The British government will give its communities minister the power to directly approve shale gas permits, removing decision-making from local politicians who have in the past months blocked the progress of Britain’s first such wells.
In late June, local government officials in northwest England rejected two applications to carry out hydraulic fracturing, known as fracking, saying the projects would be too noisy and blight the landscape.
New rules, applicable immediately, will allow government intervention to approve or reject permits and will also mean appeals involving shale gas projects will be given priority.
Shale gas developer Cuadrilla Resources, whose applications were rejected in June, has already decided to appeal against its permit refusals.
Delays to the planning process had been too long, Secretary of State for Energy and Climate Change Amber Rudd told BBC TV on Thursday.
“Local authorities are still going to be very much involved, but the Secretary for State for communities and local government will now have a increased role in making sure they stick to the planning timetable,” she added.

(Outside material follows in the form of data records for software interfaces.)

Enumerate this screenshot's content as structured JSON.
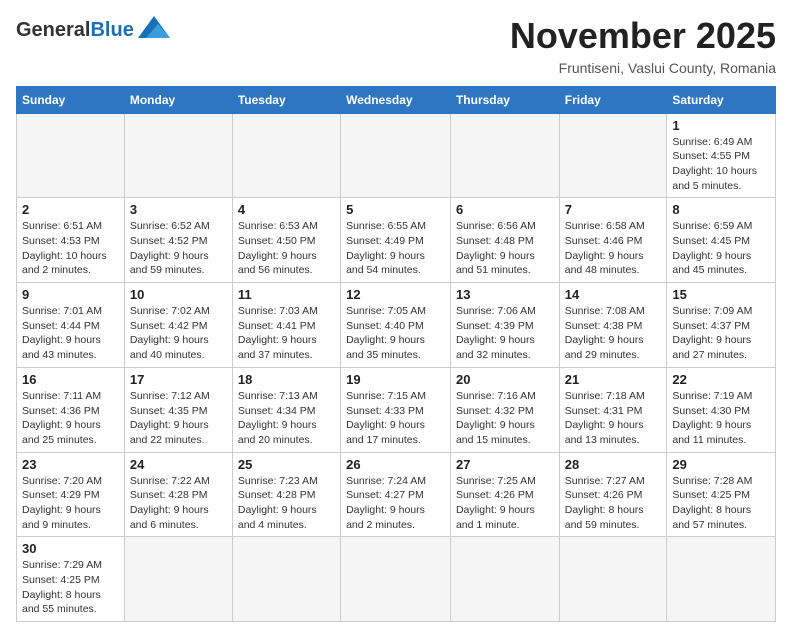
{
  "header": {
    "logo_general": "General",
    "logo_blue": "Blue",
    "month_title": "November 2025",
    "location": "Fruntiseni, Vaslui County, Romania"
  },
  "weekdays": [
    "Sunday",
    "Monday",
    "Tuesday",
    "Wednesday",
    "Thursday",
    "Friday",
    "Saturday"
  ],
  "weeks": [
    [
      {
        "day": "",
        "info": ""
      },
      {
        "day": "",
        "info": ""
      },
      {
        "day": "",
        "info": ""
      },
      {
        "day": "",
        "info": ""
      },
      {
        "day": "",
        "info": ""
      },
      {
        "day": "",
        "info": ""
      },
      {
        "day": "1",
        "info": "Sunrise: 6:49 AM\nSunset: 4:55 PM\nDaylight: 10 hours and 5 minutes."
      }
    ],
    [
      {
        "day": "2",
        "info": "Sunrise: 6:51 AM\nSunset: 4:53 PM\nDaylight: 10 hours and 2 minutes."
      },
      {
        "day": "3",
        "info": "Sunrise: 6:52 AM\nSunset: 4:52 PM\nDaylight: 9 hours and 59 minutes."
      },
      {
        "day": "4",
        "info": "Sunrise: 6:53 AM\nSunset: 4:50 PM\nDaylight: 9 hours and 56 minutes."
      },
      {
        "day": "5",
        "info": "Sunrise: 6:55 AM\nSunset: 4:49 PM\nDaylight: 9 hours and 54 minutes."
      },
      {
        "day": "6",
        "info": "Sunrise: 6:56 AM\nSunset: 4:48 PM\nDaylight: 9 hours and 51 minutes."
      },
      {
        "day": "7",
        "info": "Sunrise: 6:58 AM\nSunset: 4:46 PM\nDaylight: 9 hours and 48 minutes."
      },
      {
        "day": "8",
        "info": "Sunrise: 6:59 AM\nSunset: 4:45 PM\nDaylight: 9 hours and 45 minutes."
      }
    ],
    [
      {
        "day": "9",
        "info": "Sunrise: 7:01 AM\nSunset: 4:44 PM\nDaylight: 9 hours and 43 minutes."
      },
      {
        "day": "10",
        "info": "Sunrise: 7:02 AM\nSunset: 4:42 PM\nDaylight: 9 hours and 40 minutes."
      },
      {
        "day": "11",
        "info": "Sunrise: 7:03 AM\nSunset: 4:41 PM\nDaylight: 9 hours and 37 minutes."
      },
      {
        "day": "12",
        "info": "Sunrise: 7:05 AM\nSunset: 4:40 PM\nDaylight: 9 hours and 35 minutes."
      },
      {
        "day": "13",
        "info": "Sunrise: 7:06 AM\nSunset: 4:39 PM\nDaylight: 9 hours and 32 minutes."
      },
      {
        "day": "14",
        "info": "Sunrise: 7:08 AM\nSunset: 4:38 PM\nDaylight: 9 hours and 29 minutes."
      },
      {
        "day": "15",
        "info": "Sunrise: 7:09 AM\nSunset: 4:37 PM\nDaylight: 9 hours and 27 minutes."
      }
    ],
    [
      {
        "day": "16",
        "info": "Sunrise: 7:11 AM\nSunset: 4:36 PM\nDaylight: 9 hours and 25 minutes."
      },
      {
        "day": "17",
        "info": "Sunrise: 7:12 AM\nSunset: 4:35 PM\nDaylight: 9 hours and 22 minutes."
      },
      {
        "day": "18",
        "info": "Sunrise: 7:13 AM\nSunset: 4:34 PM\nDaylight: 9 hours and 20 minutes."
      },
      {
        "day": "19",
        "info": "Sunrise: 7:15 AM\nSunset: 4:33 PM\nDaylight: 9 hours and 17 minutes."
      },
      {
        "day": "20",
        "info": "Sunrise: 7:16 AM\nSunset: 4:32 PM\nDaylight: 9 hours and 15 minutes."
      },
      {
        "day": "21",
        "info": "Sunrise: 7:18 AM\nSunset: 4:31 PM\nDaylight: 9 hours and 13 minutes."
      },
      {
        "day": "22",
        "info": "Sunrise: 7:19 AM\nSunset: 4:30 PM\nDaylight: 9 hours and 11 minutes."
      }
    ],
    [
      {
        "day": "23",
        "info": "Sunrise: 7:20 AM\nSunset: 4:29 PM\nDaylight: 9 hours and 9 minutes."
      },
      {
        "day": "24",
        "info": "Sunrise: 7:22 AM\nSunset: 4:28 PM\nDaylight: 9 hours and 6 minutes."
      },
      {
        "day": "25",
        "info": "Sunrise: 7:23 AM\nSunset: 4:28 PM\nDaylight: 9 hours and 4 minutes."
      },
      {
        "day": "26",
        "info": "Sunrise: 7:24 AM\nSunset: 4:27 PM\nDaylight: 9 hours and 2 minutes."
      },
      {
        "day": "27",
        "info": "Sunrise: 7:25 AM\nSunset: 4:26 PM\nDaylight: 9 hours and 1 minute."
      },
      {
        "day": "28",
        "info": "Sunrise: 7:27 AM\nSunset: 4:26 PM\nDaylight: 8 hours and 59 minutes."
      },
      {
        "day": "29",
        "info": "Sunrise: 7:28 AM\nSunset: 4:25 PM\nDaylight: 8 hours and 57 minutes."
      }
    ],
    [
      {
        "day": "30",
        "info": "Sunrise: 7:29 AM\nSunset: 4:25 PM\nDaylight: 8 hours and 55 minutes."
      },
      {
        "day": "",
        "info": ""
      },
      {
        "day": "",
        "info": ""
      },
      {
        "day": "",
        "info": ""
      },
      {
        "day": "",
        "info": ""
      },
      {
        "day": "",
        "info": ""
      },
      {
        "day": "",
        "info": ""
      }
    ]
  ]
}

The government also said it would present proposals later this year to create a sovereignwealth fund from returns generated from shale gas production.
Shale developer IGas Energy said the move gave clarity on the timetable for determining planning decisions for shale oil and gas exploration.
Pro-business groups also welcomed the decision, saying it would help get shale gas projects up and running.
Britain is estimated to have substantial amounts of shale gas trapped in underground rocks and the government has been supportive of developing these reserves to counter declining North Sea oil and gas output.
However, progress has been slow because of opposition by local residents and environmental campaigners. Some are concerned about groundwater contamination from chemicals used in the process, while others fear the potential impact on property prices or tourism.
Some environmental groups said the government’s decision would shut out local communities from crucial decisions.
The government has treated onshore wind power differently. In May, it said it plans to transfer consenting power for large onshore wind from the energy minister to local planning authorities in England.
Labour’s Shadow Secretary of State for Energy and Climate Change, Caroline Flint, said this showed the government was “clearly guilty of double standards”.